◆ Exercise details
Could you copy out every line of the data where the word "Februar" occurs?

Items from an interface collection
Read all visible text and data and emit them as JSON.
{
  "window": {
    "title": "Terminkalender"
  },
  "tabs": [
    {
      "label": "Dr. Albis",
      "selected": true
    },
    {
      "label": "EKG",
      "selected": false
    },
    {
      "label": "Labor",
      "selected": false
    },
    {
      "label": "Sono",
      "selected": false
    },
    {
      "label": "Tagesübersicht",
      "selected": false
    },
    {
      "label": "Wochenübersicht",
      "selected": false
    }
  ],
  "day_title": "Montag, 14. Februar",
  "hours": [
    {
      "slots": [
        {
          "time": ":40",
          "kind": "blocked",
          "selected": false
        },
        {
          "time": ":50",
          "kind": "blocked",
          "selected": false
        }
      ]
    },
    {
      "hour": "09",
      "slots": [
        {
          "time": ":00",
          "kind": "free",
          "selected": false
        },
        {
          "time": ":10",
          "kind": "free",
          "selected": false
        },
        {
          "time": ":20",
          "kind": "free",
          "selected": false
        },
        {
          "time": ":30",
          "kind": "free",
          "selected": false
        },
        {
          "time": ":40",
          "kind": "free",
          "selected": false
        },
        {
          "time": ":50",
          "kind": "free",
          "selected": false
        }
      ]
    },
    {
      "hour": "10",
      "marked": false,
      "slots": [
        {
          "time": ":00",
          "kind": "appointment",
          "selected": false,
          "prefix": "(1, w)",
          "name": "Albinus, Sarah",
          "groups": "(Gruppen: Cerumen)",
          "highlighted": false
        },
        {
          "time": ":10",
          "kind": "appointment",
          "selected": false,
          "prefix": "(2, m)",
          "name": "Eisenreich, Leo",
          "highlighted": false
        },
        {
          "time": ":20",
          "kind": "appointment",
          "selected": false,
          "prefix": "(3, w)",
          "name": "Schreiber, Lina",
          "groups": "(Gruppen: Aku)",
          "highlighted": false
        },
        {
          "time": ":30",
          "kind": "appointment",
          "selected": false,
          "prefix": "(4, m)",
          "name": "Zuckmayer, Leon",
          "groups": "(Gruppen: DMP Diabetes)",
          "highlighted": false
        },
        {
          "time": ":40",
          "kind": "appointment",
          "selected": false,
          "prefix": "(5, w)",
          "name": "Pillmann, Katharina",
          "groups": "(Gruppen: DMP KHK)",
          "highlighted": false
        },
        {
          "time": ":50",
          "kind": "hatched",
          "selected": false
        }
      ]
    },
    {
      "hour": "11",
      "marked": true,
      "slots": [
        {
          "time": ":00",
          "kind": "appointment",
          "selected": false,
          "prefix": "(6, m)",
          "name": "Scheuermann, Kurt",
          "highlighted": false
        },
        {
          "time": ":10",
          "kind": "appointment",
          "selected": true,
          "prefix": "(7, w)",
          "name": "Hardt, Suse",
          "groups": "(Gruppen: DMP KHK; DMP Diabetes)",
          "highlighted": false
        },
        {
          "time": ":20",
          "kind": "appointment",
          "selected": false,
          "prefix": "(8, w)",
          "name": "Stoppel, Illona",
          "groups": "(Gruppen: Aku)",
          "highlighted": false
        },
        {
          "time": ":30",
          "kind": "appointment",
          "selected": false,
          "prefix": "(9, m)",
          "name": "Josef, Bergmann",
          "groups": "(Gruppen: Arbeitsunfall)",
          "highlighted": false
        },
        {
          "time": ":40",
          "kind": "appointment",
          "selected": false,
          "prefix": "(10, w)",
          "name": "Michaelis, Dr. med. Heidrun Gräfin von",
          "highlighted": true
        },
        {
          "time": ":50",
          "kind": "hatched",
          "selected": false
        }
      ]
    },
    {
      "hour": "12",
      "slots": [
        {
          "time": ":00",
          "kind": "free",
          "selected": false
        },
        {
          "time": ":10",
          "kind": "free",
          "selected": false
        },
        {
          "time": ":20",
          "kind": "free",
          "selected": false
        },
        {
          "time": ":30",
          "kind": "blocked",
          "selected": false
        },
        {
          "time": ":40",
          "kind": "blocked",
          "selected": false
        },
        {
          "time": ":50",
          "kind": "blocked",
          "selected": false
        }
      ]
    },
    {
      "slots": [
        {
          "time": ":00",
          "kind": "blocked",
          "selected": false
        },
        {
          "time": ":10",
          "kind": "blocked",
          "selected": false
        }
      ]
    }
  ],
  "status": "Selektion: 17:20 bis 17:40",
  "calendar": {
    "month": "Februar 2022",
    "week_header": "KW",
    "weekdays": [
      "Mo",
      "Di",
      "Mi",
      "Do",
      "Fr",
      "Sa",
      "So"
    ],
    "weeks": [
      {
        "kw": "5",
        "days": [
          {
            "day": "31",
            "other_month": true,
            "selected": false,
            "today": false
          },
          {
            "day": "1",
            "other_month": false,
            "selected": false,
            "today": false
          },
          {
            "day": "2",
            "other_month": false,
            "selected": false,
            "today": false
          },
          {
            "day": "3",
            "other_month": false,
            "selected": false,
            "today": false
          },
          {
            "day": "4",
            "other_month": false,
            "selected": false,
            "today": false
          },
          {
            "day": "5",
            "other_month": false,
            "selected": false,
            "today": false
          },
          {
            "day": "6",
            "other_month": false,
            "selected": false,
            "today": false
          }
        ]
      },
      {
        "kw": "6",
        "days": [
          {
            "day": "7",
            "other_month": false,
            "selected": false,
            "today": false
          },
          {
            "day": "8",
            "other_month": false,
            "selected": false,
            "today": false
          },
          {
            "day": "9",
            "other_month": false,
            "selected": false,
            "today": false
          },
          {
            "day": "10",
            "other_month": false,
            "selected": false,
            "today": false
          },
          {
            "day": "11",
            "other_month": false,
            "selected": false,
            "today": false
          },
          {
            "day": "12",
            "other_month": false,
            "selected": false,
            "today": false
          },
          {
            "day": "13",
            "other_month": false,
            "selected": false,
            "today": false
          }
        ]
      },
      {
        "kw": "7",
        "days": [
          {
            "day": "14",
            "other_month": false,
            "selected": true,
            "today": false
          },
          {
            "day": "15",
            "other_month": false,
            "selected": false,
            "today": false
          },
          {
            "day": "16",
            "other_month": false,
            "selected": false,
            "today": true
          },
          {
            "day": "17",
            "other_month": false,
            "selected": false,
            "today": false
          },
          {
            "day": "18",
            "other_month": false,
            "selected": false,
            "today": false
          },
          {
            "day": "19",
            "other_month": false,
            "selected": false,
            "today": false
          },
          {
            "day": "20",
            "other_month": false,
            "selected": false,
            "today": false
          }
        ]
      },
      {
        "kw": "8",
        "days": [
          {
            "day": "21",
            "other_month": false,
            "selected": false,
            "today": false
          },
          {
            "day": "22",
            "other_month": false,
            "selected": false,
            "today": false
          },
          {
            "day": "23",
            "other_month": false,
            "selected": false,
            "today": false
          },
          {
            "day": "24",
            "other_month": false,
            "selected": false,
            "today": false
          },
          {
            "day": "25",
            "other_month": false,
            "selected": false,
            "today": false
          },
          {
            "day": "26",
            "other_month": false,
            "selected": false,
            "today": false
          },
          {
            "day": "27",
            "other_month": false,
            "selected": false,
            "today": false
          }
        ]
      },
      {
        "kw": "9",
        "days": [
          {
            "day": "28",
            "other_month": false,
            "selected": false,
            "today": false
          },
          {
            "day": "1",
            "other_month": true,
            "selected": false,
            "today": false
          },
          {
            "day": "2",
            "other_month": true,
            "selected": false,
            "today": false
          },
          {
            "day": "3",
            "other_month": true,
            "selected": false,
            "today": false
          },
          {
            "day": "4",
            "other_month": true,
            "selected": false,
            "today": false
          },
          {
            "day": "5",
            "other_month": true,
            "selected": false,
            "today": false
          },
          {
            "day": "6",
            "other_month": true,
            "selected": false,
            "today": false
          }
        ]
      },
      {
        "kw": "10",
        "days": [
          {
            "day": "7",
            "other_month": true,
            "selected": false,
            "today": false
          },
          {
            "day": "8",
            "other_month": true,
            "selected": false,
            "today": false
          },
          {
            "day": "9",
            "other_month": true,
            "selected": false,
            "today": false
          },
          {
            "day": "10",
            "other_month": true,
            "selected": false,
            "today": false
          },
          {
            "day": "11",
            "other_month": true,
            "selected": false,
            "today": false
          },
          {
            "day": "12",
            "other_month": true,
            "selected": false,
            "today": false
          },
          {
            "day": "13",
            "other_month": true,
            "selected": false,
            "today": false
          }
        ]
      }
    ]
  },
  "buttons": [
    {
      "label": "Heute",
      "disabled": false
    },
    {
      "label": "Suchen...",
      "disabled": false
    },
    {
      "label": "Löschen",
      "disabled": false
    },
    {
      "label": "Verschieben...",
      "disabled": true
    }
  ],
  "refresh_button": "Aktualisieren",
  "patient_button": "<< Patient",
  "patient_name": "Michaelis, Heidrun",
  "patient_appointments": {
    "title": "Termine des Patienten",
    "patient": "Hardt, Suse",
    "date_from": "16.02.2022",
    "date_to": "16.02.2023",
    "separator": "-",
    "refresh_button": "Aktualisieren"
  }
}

◆ Task answer
  "day_title": "Montag, 14. Februar",
    "month": "Februar 2022",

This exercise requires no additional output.